→ **WORK TO BE COMPLETED**
Could you filter the records below and return each line that holds "zones"?

→ **WORKING DATA**

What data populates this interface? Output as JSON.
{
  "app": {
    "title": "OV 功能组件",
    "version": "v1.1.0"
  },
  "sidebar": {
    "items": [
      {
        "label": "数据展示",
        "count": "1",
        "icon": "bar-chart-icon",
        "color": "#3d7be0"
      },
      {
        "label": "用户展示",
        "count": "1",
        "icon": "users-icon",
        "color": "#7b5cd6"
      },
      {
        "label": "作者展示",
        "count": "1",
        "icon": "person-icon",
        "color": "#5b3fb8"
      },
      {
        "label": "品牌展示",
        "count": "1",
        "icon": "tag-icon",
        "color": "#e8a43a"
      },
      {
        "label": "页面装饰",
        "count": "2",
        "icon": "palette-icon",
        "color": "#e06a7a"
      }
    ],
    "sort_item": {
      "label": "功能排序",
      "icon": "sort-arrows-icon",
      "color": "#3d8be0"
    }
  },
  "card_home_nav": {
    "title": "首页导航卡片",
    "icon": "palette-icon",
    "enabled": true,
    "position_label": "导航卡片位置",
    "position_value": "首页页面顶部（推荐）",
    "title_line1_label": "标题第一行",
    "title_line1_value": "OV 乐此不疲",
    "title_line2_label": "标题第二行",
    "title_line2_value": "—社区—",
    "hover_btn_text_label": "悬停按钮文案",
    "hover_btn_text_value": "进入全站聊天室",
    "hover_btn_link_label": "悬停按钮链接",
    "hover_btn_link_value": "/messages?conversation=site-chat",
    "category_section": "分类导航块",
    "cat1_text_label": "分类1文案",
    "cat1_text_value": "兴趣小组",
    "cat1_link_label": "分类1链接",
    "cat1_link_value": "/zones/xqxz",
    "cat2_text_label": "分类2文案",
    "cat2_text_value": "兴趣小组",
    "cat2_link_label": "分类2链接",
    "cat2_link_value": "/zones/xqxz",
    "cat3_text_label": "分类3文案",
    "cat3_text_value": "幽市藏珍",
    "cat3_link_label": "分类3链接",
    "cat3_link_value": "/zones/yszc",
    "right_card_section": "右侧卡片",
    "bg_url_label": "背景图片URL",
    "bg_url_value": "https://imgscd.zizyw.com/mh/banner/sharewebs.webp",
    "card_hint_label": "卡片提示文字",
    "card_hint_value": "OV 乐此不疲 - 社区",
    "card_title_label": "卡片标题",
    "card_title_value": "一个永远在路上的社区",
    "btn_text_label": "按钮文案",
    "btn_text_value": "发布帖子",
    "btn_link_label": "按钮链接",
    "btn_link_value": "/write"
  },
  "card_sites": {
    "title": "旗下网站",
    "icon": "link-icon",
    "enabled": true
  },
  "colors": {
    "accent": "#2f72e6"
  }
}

→ **WRITTEN REPLY**
    "cat1_link_value": "/zones/xqxz",
    "cat2_link_value": "/zones/xqxz",
    "cat3_link_value": "/zones/yszc",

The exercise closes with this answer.